The UK was urged on Wednesday to tackle “misinformation” putting households off switching to heat pumps, amid signs ministers could delay a ban on using heating oil.
Conservative MPs have raised concerns about the plan to make rural homes go green by blocking the installation of new oil boilers from 2026.
One former minister, George Eustice, has warned the ban could amount to a “rural Ulez” – referring to a low-emission zone in London that generated a backlash because of fears of high costs for motorists.
A report published on Wednesday by climate think tank E3G said heat pumps could cost as much as £13,000 ($16,600) to install, but would last longer and be more efficient than old-fashioned boilers.
Government grants for upgrades are available but many people do not know they exist, and some criticism of heat pumps has been inaccurate, said Juliet Phillips, a policy adviser for E3G.
“There’s a lot of misinformation about them not working.

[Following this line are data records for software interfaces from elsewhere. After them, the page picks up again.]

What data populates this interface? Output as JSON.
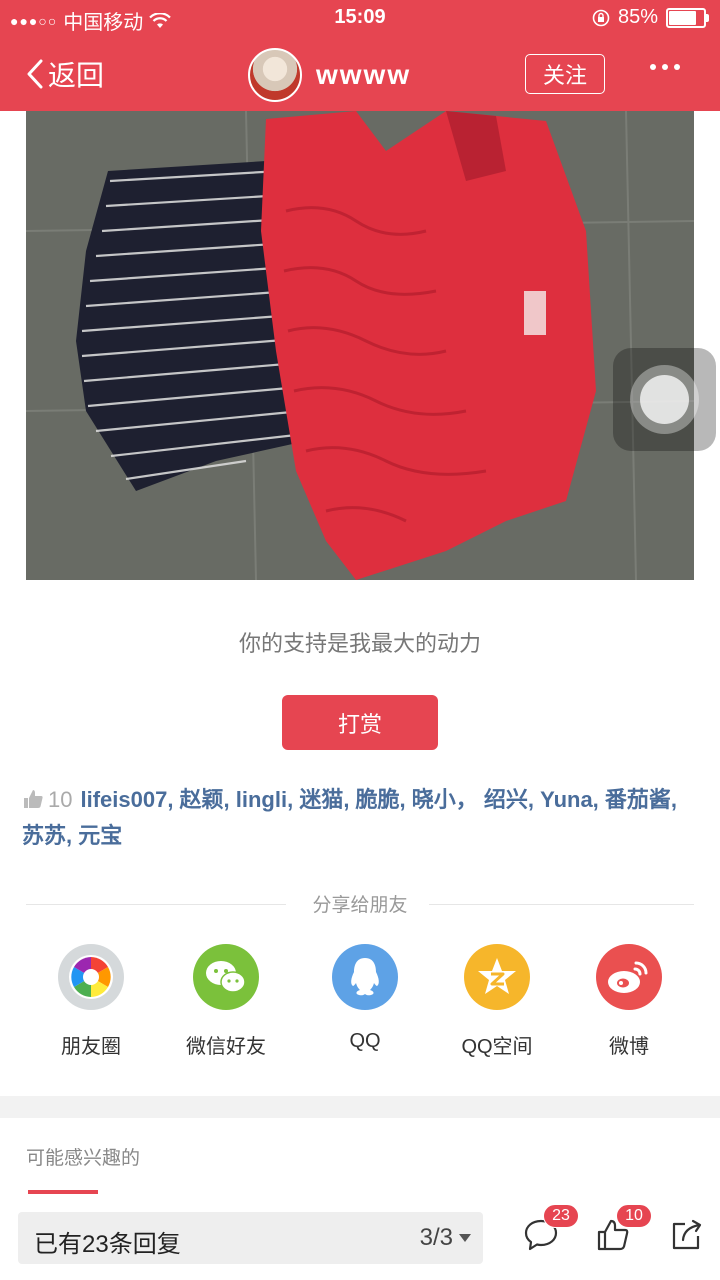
{
  "status_bar": {
    "carrier": "中国移动",
    "time": "15:09",
    "battery": "85%",
    "battery_level": 0.85
  },
  "nav": {
    "back_label": "返回",
    "username": "wwww",
    "follow_label": "关注"
  },
  "post": {
    "support_text": "你的支持是我最大的动力",
    "reward_label": "打赏"
  },
  "likes": {
    "count": "10",
    "names": "lifeis007, 赵颖, lingli, 迷猫, 脆脆, 晓小， 绍兴, Yuna, 番茄酱, 苏苏, 元宝"
  },
  "share": {
    "title": "分享给朋友",
    "items": [
      {
        "label": "朋友圈",
        "icon": "moments-icon",
        "color": "#d5d9db"
      },
      {
        "label": "微信好友",
        "icon": "wechat-icon",
        "color": "#7bc13b"
      },
      {
        "label": "QQ",
        "icon": "qq-icon",
        "color": "#5ea2e6"
      },
      {
        "label": "QQ空间",
        "icon": "qzone-icon",
        "color": "#f6b62b"
      },
      {
        "label": "微博",
        "icon": "weibo-icon",
        "color": "#ea5050"
      }
    ]
  },
  "related": {
    "title": "可能感兴趣的"
  },
  "bottom": {
    "reply_text": "已有23条回复",
    "page": "3/3",
    "comment_badge": "23",
    "like_badge": "10"
  },
  "colors": {
    "brand": "#e64551",
    "name_link": "#4a6d9b"
  }
}
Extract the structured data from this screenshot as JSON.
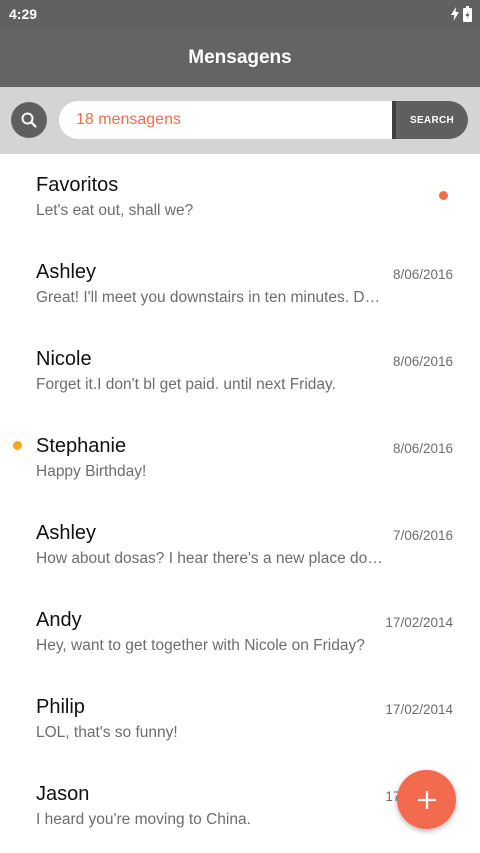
{
  "status_bar": {
    "time": "4:29"
  },
  "app_bar": {
    "title": "Mensagens"
  },
  "search": {
    "placeholder": "18 mensagens",
    "button_label": "SEARCH"
  },
  "colors": {
    "accent": "#f26b4f",
    "unread_orange": "#f5a623",
    "bar": "#646464"
  },
  "messages": [
    {
      "name": "Favoritos",
      "preview": "Let's eat out, shall we?",
      "date": "",
      "indicator": "right-dot"
    },
    {
      "name": "Ashley",
      "preview": "Great! I'll meet you downstairs in ten minutes. Don't be late!",
      "date": "8/06/2016",
      "indicator": ""
    },
    {
      "name": "Nicole",
      "preview": "Forget it.I don't bl get paid. until next Friday.",
      "date": "8/06/2016",
      "indicator": ""
    },
    {
      "name": "Stephanie",
      "preview": "Happy Birthday!",
      "date": "8/06/2016",
      "indicator": "left-dot"
    },
    {
      "name": "Ashley",
      "preview": "How about dosas? I hear there's a new place downtown.",
      "date": "7/06/2016",
      "indicator": ""
    },
    {
      "name": "Andy",
      "preview": "Hey, want to get together with Nicole on Friday?",
      "date": "17/02/2014",
      "indicator": ""
    },
    {
      "name": "Philip",
      "preview": "LOL, that's so funny!",
      "date": "17/02/2014",
      "indicator": ""
    },
    {
      "name": "Jason",
      "preview": "I heard you're moving to China.",
      "date": "17/02/2014",
      "indicator": ""
    }
  ]
}
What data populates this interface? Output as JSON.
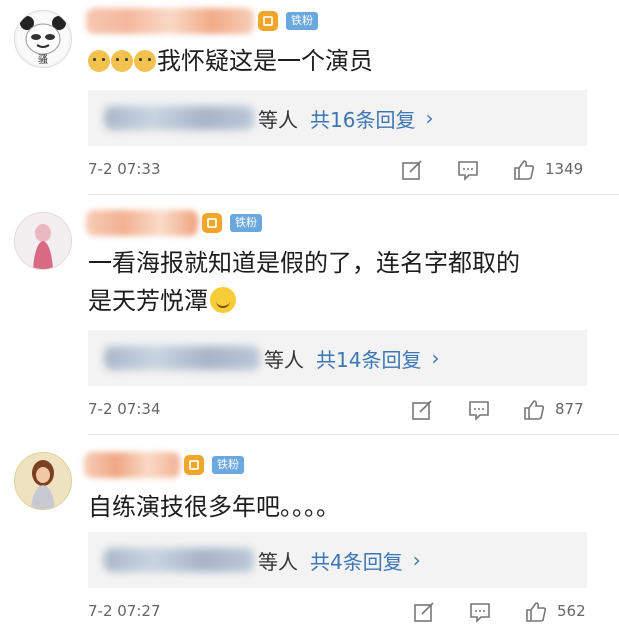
{
  "comments": [
    {
      "badge": "铁粉",
      "text": "我怀疑这是一个演员",
      "deng": "等人",
      "reply_count": "共16条回复",
      "chevron": "›",
      "time": "7-2 07:33",
      "likes": "1349",
      "avatar_text": "骚"
    },
    {
      "badge": "铁粉",
      "text_line1": "一看海报就知道是假的了，连名字都取的",
      "text_line2": "是天芳悦潭",
      "deng": "等人",
      "reply_count": "共14条回复",
      "chevron": "›",
      "time": "7-2 07:34",
      "likes": "877"
    },
    {
      "badge": "铁粉",
      "text": "自练演技很多年吧。。。。",
      "deng": "等人",
      "reply_count": "共4条回复",
      "chevron": "›",
      "time": "7-2 07:27",
      "likes": "562"
    }
  ],
  "colors": {
    "link_blue": "#3d76b5",
    "fan_tag": "#6aa8de",
    "badge_gold": "#f1a52b",
    "reply_bg": "#f3f3f3"
  },
  "icons": [
    "edit-icon",
    "comment-icon",
    "like-icon",
    "gold-badge-icon",
    "dog-emoji",
    "grin-emoji"
  ]
}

We’ve seen lots of European countries which are much colder than ours making use of heat pumps,” she told The National.
“I think countering some of that misinformation, and promoting the schemes in a way which is more accessible to households, would be really good because there is actually a lot of support out there.”
About 1.1 million UK homes are not connected to the gas grid and many use kerosene as a heating oil. Electrically-powered heat pumps work similarly to fridges or air conditioners in reverse, extracting warmth from the air or ground.
The proposed oil ban is part of the UK’s push to bring down carbon emissions from heating and reach net zero by 2050.
However, there has been talk of a delay and Ms Phillips said the ban appeared to have been “kicked into the long grass”, with no consultations yet taking place that would be needed for a 2026 cut-off.
“There is an expectation now that the government will push back the timeline,” she said.
“There might be a phased approach. The government might start with the most high-polluting fossil fuel heating systems like coal first, because that’s a very small part of the population.”
After anger at the Labour-backed Ulez expansion in London was credited for a Conservative by-election victory, ministers have sought to draw a dividing line with the opposition on environmental issues.
Mr Eustice, a former environment minister, wrote in the Daily Telegraph that households should be encouraged to use fuels made from cooking oil or vegetable waste rather than switching to heat pumps.
He warned that rural communities were “about to have their own version of London’s ultra-low emission zone dumped on them”.